• **EXERCISE BRIEF**: Using the entries that follow, state how many lines contain the word "true". The response is that number and nothing more.

(Records excerpted from a collection)
::::

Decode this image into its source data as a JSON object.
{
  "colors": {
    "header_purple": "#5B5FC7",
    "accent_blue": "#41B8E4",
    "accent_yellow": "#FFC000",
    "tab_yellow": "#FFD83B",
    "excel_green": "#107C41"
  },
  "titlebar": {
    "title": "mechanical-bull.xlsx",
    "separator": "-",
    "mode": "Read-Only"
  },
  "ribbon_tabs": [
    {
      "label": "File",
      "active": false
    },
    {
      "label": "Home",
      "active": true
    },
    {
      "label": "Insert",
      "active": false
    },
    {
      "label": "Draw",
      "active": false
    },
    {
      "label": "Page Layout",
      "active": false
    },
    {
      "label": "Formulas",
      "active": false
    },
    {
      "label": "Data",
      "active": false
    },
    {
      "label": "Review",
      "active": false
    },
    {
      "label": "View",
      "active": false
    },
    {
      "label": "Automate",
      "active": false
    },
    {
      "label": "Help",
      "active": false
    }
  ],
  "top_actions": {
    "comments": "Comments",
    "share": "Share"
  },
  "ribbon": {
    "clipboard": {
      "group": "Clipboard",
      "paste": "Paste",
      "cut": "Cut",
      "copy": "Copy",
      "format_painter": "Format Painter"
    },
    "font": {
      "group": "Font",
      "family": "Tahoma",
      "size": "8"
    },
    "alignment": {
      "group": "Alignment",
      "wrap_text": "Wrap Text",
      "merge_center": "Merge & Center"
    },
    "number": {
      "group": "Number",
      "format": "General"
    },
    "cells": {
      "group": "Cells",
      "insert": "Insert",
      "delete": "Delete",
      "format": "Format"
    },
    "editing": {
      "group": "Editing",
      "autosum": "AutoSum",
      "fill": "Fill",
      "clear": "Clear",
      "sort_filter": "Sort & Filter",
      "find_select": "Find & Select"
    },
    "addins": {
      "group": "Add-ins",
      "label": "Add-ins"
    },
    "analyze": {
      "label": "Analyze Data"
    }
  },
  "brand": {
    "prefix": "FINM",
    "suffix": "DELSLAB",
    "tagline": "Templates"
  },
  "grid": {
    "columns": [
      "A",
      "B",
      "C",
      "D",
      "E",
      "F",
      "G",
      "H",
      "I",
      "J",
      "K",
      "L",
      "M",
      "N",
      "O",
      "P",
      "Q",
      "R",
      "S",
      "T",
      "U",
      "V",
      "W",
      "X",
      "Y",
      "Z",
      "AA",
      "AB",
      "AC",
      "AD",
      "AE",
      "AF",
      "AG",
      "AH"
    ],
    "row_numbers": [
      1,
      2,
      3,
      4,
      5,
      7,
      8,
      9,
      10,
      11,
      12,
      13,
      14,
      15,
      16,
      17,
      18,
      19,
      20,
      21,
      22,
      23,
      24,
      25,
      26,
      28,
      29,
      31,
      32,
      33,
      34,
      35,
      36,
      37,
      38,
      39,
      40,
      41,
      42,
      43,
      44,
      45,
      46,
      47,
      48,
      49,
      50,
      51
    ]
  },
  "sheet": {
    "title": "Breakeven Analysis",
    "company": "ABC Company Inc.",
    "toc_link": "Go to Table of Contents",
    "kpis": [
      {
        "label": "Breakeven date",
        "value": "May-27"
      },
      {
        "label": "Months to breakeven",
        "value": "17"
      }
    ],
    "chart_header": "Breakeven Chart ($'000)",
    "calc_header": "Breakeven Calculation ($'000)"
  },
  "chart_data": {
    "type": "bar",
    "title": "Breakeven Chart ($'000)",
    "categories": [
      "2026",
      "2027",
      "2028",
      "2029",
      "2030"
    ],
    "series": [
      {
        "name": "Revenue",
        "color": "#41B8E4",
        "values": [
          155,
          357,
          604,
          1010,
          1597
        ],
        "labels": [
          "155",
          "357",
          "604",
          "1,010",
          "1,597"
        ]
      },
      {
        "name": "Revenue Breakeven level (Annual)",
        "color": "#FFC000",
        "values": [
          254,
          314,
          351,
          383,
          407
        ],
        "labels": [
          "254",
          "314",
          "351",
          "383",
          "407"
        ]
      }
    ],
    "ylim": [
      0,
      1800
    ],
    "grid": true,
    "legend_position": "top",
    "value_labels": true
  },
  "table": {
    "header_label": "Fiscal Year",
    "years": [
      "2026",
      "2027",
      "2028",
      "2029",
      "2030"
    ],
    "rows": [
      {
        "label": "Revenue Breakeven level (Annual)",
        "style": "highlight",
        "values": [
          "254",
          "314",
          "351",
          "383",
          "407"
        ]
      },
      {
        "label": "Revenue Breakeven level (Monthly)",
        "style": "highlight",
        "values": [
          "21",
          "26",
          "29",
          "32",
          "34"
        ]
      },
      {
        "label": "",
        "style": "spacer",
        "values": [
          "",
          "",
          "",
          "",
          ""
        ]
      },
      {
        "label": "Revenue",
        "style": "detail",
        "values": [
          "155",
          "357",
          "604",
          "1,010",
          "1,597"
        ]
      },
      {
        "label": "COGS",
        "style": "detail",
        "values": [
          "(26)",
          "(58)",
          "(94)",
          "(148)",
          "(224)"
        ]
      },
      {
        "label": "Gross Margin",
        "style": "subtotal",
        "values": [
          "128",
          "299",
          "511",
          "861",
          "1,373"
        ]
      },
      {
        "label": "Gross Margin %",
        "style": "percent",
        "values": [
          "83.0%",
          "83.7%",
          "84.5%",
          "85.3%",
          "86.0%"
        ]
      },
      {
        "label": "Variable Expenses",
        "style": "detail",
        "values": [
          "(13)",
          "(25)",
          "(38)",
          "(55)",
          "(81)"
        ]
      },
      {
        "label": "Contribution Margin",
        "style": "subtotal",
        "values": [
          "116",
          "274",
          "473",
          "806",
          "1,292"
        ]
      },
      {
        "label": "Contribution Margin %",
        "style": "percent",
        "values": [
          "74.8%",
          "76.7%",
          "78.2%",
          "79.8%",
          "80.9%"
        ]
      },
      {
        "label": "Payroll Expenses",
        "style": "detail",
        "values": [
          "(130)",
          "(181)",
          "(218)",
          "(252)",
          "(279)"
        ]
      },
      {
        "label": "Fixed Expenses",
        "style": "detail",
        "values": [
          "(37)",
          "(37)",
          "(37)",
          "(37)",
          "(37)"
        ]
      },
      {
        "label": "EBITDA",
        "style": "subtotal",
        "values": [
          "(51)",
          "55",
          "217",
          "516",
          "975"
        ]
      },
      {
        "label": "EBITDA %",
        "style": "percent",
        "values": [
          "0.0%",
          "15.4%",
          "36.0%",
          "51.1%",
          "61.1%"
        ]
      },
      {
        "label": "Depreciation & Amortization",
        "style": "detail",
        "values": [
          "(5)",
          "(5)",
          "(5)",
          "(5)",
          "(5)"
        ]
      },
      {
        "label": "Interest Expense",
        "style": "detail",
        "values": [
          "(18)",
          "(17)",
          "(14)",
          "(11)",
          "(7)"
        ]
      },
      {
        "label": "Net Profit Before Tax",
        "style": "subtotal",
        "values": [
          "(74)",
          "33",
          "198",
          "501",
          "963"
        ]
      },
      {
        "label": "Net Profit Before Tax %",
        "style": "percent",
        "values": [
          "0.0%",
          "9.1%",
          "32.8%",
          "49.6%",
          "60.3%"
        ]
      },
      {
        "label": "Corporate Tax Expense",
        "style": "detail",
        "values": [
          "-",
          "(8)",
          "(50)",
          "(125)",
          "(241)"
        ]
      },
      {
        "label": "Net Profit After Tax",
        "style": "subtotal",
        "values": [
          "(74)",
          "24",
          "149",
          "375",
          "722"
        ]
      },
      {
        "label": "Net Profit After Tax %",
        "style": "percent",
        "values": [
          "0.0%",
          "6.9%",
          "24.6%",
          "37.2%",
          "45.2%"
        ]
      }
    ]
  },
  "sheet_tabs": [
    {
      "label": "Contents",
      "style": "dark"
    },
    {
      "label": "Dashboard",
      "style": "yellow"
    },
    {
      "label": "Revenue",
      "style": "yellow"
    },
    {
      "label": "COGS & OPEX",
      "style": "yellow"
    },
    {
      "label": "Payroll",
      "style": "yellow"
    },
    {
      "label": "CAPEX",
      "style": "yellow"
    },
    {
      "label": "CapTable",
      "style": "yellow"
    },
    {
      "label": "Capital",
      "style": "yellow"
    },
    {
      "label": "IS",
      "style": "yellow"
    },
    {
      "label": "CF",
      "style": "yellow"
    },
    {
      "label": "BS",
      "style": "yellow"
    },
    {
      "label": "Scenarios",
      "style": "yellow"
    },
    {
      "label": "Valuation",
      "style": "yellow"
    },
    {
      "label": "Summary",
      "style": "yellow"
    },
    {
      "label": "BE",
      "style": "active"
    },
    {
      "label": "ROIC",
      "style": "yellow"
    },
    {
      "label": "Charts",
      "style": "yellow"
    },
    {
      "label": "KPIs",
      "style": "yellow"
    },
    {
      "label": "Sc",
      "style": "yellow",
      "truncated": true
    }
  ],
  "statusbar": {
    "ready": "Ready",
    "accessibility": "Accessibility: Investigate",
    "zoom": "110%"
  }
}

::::

• **RESULT FOR THIS EXERCISE**: 4